[[ Records shown, beginning ]]

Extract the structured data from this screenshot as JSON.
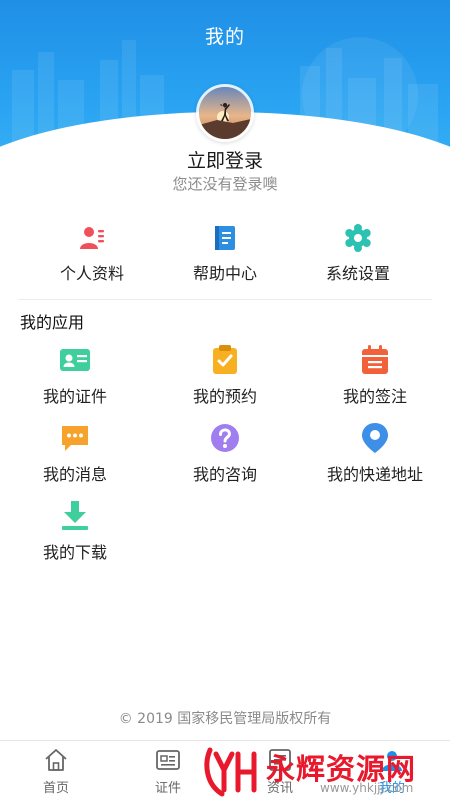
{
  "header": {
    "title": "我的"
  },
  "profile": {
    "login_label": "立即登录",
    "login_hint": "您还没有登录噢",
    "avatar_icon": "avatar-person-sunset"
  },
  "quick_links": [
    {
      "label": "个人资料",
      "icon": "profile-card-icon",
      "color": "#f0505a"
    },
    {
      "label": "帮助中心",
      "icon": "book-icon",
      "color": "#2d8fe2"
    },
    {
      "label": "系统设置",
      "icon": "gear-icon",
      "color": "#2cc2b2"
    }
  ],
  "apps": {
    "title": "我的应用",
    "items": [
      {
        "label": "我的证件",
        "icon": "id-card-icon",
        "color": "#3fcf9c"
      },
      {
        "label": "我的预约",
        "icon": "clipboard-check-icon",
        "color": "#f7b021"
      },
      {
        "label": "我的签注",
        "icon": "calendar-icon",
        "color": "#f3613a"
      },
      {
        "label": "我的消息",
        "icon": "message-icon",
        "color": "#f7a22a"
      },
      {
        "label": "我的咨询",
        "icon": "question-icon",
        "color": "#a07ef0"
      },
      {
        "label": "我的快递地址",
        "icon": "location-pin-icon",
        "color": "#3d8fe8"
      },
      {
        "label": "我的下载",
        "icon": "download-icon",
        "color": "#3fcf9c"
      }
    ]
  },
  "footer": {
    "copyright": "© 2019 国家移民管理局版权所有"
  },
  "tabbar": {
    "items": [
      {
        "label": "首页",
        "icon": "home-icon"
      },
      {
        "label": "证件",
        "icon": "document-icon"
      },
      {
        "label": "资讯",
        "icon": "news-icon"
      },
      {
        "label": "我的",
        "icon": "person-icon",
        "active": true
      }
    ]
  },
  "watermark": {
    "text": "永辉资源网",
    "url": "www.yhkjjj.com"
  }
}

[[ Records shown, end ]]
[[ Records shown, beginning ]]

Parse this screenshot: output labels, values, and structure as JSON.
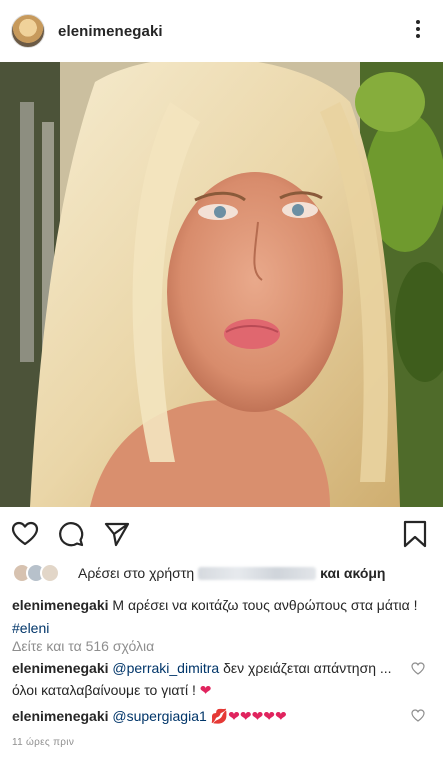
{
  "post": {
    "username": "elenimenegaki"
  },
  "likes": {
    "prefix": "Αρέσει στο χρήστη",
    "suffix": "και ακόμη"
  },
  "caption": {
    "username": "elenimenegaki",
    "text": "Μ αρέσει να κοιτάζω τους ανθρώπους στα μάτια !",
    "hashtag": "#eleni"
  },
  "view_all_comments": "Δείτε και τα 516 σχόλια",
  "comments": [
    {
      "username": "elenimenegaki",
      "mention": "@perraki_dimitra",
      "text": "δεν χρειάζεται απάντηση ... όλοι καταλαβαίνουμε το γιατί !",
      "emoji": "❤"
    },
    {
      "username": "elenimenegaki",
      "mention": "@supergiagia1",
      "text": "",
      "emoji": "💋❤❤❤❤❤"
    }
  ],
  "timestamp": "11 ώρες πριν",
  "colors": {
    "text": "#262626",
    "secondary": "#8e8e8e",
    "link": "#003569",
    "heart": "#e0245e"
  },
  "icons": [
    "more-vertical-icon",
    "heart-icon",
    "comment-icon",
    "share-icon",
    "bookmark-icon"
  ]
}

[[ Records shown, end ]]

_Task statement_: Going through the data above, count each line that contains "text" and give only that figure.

_Answer box_: 5